WHAT YOU NEED TO DO: Would you please restate all of the data exactly?
PROVIDED ENTRIES START
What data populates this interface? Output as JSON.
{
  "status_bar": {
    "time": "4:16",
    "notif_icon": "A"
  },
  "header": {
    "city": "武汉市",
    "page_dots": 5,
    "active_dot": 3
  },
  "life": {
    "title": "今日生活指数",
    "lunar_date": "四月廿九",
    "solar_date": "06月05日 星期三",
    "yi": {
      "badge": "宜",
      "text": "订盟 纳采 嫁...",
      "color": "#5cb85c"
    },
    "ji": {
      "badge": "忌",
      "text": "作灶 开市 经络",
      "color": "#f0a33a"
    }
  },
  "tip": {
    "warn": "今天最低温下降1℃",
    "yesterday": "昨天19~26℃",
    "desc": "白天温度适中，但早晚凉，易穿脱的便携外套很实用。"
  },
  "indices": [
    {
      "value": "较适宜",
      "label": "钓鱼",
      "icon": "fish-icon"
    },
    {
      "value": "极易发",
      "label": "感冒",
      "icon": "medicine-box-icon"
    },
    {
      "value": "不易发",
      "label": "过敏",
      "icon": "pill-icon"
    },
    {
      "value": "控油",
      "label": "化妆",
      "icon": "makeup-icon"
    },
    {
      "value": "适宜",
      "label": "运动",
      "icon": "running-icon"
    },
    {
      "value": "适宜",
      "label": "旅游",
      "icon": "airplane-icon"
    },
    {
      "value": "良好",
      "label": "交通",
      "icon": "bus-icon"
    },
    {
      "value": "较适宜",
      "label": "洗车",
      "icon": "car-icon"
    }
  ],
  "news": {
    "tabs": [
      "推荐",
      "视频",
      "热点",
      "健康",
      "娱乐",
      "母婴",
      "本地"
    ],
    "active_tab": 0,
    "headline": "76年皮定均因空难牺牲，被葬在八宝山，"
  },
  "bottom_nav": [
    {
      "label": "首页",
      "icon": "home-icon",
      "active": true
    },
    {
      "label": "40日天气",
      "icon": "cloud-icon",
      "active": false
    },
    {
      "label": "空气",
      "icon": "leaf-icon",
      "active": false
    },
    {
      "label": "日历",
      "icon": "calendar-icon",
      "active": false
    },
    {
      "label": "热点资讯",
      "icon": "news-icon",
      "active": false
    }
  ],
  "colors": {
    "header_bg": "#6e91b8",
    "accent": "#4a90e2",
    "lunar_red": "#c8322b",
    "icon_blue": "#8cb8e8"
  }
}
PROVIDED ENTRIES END
TASK RESPONSE:
What data populates this interface? Output as JSON.
{
  "status_bar": {
    "time": "4:16",
    "notif_icon": "A"
  },
  "header": {
    "city": "武汉市",
    "page_dots": 5,
    "active_dot": 3
  },
  "life": {
    "title": "今日生活指数",
    "lunar_date": "四月廿九",
    "solar_date": "06月05日 星期三",
    "yi": {
      "badge": "宜",
      "text": "订盟 纳采 嫁...",
      "color": "#5cb85c"
    },
    "ji": {
      "badge": "忌",
      "text": "作灶 开市 经络",
      "color": "#f0a33a"
    }
  },
  "tip": {
    "warn": "今天最低温下降1℃",
    "yesterday": "昨天19~26℃",
    "desc": "白天温度适中，但早晚凉，易穿脱的便携外套很实用。"
  },
  "indices": [
    {
      "value": "较适宜",
      "label": "钓鱼",
      "icon": "fish-icon"
    },
    {
      "value": "极易发",
      "label": "感冒",
      "icon": "medicine-box-icon"
    },
    {
      "value": "不易发",
      "label": "过敏",
      "icon": "pill-icon"
    },
    {
      "value": "控油",
      "label": "化妆",
      "icon": "makeup-icon"
    },
    {
      "value": "适宜",
      "label": "运动",
      "icon": "running-icon"
    },
    {
      "value": "适宜",
      "label": "旅游",
      "icon": "airplane-icon"
    },
    {
      "value": "良好",
      "label": "交通",
      "icon": "bus-icon"
    },
    {
      "value": "较适宜",
      "label": "洗车",
      "icon": "car-icon"
    }
  ],
  "news": {
    "tabs": [
      "推荐",
      "视频",
      "热点",
      "健康",
      "娱乐",
      "母婴",
      "本地"
    ],
    "active_tab": 0,
    "headline": "76年皮定均因空难牺牲，被葬在八宝山，"
  },
  "bottom_nav": [
    {
      "label": "首页",
      "icon": "home-icon",
      "active": true
    },
    {
      "label": "40日天气",
      "icon": "cloud-icon",
      "active": false
    },
    {
      "label": "空气",
      "icon": "leaf-icon",
      "active": false
    },
    {
      "label": "日历",
      "icon": "calendar-icon",
      "active": false
    },
    {
      "label": "热点资讯",
      "icon": "news-icon",
      "active": false
    }
  ],
  "colors": {
    "header_bg": "#6e91b8",
    "accent": "#4a90e2",
    "lunar_red": "#c8322b",
    "icon_blue": "#8cb8e8"
  }
}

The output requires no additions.